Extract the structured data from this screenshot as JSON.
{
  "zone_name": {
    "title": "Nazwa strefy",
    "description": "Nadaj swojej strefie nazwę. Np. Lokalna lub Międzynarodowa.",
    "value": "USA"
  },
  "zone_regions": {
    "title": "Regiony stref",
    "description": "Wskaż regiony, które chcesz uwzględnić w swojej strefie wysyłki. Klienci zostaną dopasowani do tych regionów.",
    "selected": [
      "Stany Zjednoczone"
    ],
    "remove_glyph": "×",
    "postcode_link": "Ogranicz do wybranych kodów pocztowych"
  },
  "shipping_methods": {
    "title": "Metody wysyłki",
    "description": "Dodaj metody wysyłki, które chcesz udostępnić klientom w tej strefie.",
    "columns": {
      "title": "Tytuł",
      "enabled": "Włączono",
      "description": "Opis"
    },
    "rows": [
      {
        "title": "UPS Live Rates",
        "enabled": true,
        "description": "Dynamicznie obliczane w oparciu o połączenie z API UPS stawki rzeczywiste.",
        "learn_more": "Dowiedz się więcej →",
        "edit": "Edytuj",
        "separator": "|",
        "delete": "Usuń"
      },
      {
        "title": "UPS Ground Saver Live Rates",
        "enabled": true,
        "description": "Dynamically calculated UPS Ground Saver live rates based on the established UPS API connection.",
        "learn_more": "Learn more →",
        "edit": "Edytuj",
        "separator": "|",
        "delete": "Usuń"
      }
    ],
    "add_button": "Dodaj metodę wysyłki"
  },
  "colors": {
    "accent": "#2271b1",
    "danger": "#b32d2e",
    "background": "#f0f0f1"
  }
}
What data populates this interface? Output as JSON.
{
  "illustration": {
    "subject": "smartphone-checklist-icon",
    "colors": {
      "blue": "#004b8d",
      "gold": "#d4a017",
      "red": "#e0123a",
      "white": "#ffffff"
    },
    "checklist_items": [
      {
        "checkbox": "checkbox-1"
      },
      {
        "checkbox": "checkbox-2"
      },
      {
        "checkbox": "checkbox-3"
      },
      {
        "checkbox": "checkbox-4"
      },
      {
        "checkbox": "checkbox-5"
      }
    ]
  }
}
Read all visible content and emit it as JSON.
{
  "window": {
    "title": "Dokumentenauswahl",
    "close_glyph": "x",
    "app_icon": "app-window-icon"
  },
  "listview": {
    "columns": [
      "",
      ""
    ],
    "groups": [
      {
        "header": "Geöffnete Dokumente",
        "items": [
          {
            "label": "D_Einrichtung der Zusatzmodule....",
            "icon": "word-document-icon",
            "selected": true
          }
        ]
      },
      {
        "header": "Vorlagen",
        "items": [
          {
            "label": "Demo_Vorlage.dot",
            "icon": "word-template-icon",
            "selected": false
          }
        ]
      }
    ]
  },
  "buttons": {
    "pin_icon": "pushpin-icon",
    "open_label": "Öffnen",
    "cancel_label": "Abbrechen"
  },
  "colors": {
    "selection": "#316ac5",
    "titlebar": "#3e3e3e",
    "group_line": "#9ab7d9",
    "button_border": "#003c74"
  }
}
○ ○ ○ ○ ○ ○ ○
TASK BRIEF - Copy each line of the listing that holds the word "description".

EXERCISE ANSWER -
    "description": "Nadaj swojej strefie nazwę. Np. Lokalna lub Międzynarodowa.",
    "description": "Wskaż regiony, które chcesz uwzględnić w swojej strefie wysyłki. Klienci zostaną dopasowani do tych regionów.",
    "description": "Dodaj metody wysyłki, które chcesz udostępnić klientom w tej strefie.",
      "description": "Opis"
        "description": "Dynamicznie obliczane w oparciu o połączenie z API UPS stawki rzeczywiste.",
        "description": "Dynamically calculated UPS Ground Saver live rates based on the established UPS API connection.",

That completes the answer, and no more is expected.